EXERCISE AIM:
Please list all lines of the material below in which the string "router" occurs.

**** INPUT

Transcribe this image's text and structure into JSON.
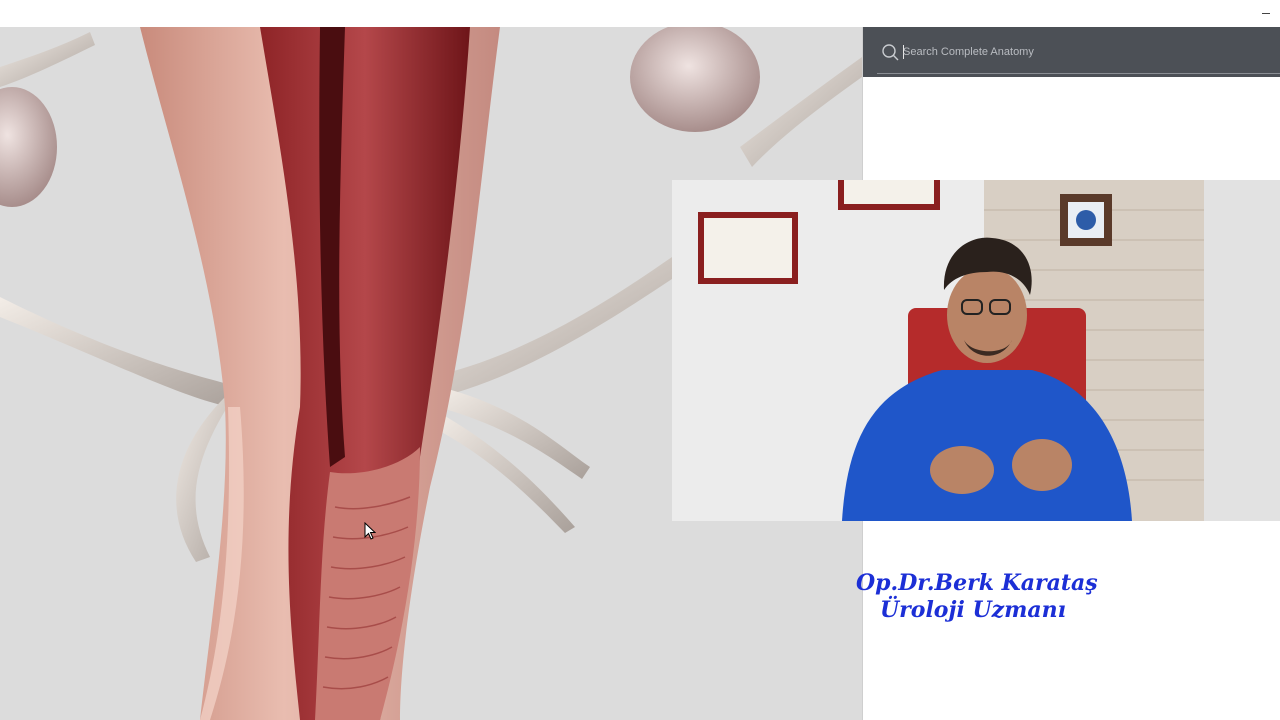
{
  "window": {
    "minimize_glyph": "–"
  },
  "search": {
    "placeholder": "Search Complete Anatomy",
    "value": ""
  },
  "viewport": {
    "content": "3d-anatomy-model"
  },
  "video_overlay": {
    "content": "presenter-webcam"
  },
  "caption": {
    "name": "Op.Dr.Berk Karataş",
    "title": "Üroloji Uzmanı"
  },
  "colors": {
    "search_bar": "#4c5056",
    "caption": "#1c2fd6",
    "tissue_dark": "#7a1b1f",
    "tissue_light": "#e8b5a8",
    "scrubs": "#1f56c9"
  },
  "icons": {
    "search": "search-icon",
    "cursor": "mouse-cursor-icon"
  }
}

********
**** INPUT

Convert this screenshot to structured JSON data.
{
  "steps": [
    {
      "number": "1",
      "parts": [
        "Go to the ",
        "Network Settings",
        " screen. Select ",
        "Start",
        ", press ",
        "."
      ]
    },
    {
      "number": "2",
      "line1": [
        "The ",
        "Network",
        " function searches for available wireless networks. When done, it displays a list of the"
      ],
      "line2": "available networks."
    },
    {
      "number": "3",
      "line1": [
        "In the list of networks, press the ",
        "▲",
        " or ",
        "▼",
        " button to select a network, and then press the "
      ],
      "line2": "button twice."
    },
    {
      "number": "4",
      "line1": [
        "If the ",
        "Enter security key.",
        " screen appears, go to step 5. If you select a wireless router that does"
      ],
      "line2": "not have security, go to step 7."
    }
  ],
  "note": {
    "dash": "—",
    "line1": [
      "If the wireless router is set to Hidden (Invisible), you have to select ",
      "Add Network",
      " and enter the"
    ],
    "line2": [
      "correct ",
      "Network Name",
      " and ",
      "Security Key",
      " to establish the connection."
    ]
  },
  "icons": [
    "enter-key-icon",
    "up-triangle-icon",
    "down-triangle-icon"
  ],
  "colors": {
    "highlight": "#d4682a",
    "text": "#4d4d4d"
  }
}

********
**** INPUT

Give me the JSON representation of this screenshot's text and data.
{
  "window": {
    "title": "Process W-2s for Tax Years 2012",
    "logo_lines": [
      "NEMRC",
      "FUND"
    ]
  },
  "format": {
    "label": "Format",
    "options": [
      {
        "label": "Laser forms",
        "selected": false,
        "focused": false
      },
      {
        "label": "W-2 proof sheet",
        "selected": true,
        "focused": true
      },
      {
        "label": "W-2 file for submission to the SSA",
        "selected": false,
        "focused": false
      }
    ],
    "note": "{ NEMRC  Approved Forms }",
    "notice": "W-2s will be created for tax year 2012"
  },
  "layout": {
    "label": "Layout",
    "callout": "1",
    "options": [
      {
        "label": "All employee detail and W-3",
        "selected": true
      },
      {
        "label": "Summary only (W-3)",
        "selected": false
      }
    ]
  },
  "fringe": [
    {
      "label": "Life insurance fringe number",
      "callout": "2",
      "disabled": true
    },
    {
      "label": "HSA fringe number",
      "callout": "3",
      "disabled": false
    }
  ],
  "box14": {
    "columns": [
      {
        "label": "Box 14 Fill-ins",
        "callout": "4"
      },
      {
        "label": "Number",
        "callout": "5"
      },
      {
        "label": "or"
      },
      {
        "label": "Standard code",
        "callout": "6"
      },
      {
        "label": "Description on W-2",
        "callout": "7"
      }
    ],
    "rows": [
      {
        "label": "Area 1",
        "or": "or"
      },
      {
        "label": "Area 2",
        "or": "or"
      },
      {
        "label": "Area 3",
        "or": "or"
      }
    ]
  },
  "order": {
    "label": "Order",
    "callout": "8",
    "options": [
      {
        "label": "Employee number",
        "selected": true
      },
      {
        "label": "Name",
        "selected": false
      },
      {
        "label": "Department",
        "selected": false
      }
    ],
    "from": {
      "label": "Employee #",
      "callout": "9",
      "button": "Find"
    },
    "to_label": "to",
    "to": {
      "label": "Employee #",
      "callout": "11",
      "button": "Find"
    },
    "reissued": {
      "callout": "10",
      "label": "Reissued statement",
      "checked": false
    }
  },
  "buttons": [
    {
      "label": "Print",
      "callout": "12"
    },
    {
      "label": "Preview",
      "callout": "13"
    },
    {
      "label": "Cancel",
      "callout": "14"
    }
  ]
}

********

RESPONSE BELOW:
        " screen appears, go to step 5. If you select a wireless router that does"
      "If the wireless router is set to Hidden (Invisible), you have to select ",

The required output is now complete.